LAWRENCE — A crew from the Kansas Geological Survey, based at the University of Kansas, will be in western Kansas measuring groundwater levels the first week of January.
Levels are measured annually as part of a joint project conducted by the KGS and the Kansas Department of Agriculture’s Division of Water Resources (DWR) to monitor the health of the state’s valuable groundwater resources.
Weather permitting, the KGS crew will be working in the following areas:
- Jan. 4: Near Colby and Atwood
- Jan. 5: Goodland and St. Francis
- Jan. 6: Tribune, Syracuse and Ulysses
- Jan. 7: Elkhart and Liberal
- Jan. 8: Meade and Dodge City.
Most of the measured wells tap into the High Plains aquifer, a massive network of underground water-bearing rocks and the main source of water in the region. The rest draw from deeper aquifers or shallower alluvial aquifers along creeks and rivers.
Underlying portions of eight states, the High Plains aquifer in Kansas encompasses three individual ones — the Ogallala aquifer, the Equus Beds around Wichita and Hutchinson, and the Great Bend Prairie aquifer around Pratt and Great Bend. The largest by far, the Ogallala extends into all eight states.
“The Ogallala portion of the Kansas High Plains aquifer, essentially the western third of the state, has seen some level of drought conditions going back to last spring,” said Brownie Wilson, KGS water-data manager. “That is especially true for those counties bordering Colorado.”
The accumulation or lack of precipitation during the growing season influences the amount of pumping, which is the main driver in groundwater level rises and declines. In 2020, extreme drought conditions in late spring and early summer, mainly in southwest Kansas, abated somewhat only to reappear recently, especially across northwest Kansas.
“With such a dry growing season, pumping demands likely will have been higher, and I expect we'll see groundwater declines prevalent across the state,” Wilson said.
Groundwater levels in much of the state’s portion of the Ogallala aquifer, especially in southwest Kansas, have been on the decline since water use started to rise in the mid 20th century.

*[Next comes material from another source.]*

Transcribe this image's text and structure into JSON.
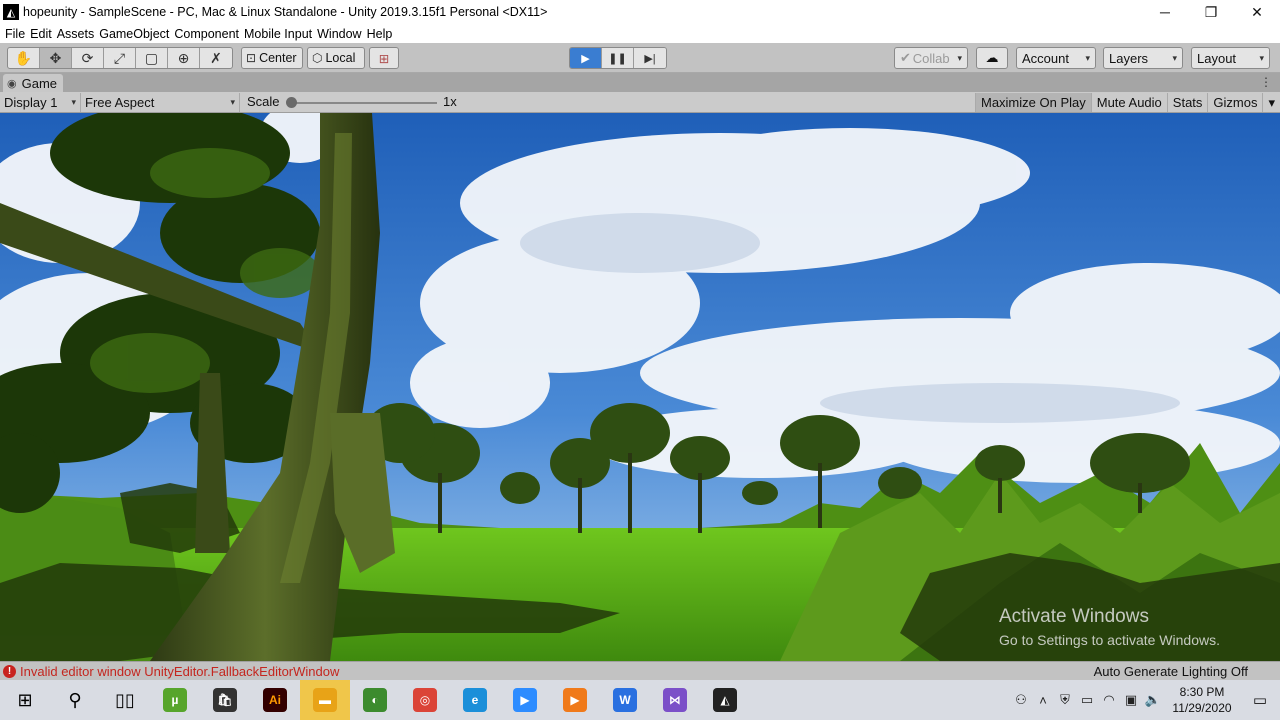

Because average annual precipitation rates gradually decrease across the state from east to west, the Equus Beds and Great Bend Prairie aquifer receive about 35 and 25 inches per year, respectively, compared to 15 inches along the Colorado border. Also shallower than the Ogallala aquifer, the two central Kansas aquifers are more influenced by recharge — water seeping down from the surface — which makes them less susceptible to permanent losses.
The KGS and DWR measure groundwater levels in December, January and February to avoid, as much as possible, short-term declines caused by widespread pumping during the growing season. Of the 1,428 wells being monitored in 48 counties, the KGS will measure 587, and crews from DWR’s field offices in Garden City, Stafford and Stockton will measure 841.
Many of the wells, accessed with landowners’ permission, have been monitored for years, although new ones are added as older wells become inaccessible or to fill in spatial gaps in the monitoring network. The majority are within the boundaries of the state’s five Groundwater Management Districts (GMDs), which are organized and governed by area landowners and water users to address local water-resource issues.
Historical annual measurements for each well are available at the KGS website (http://www.kgs.ku.edu/Magellan/WaterLevels/index.html). Results of measurements made in January 2021 will be added in late February.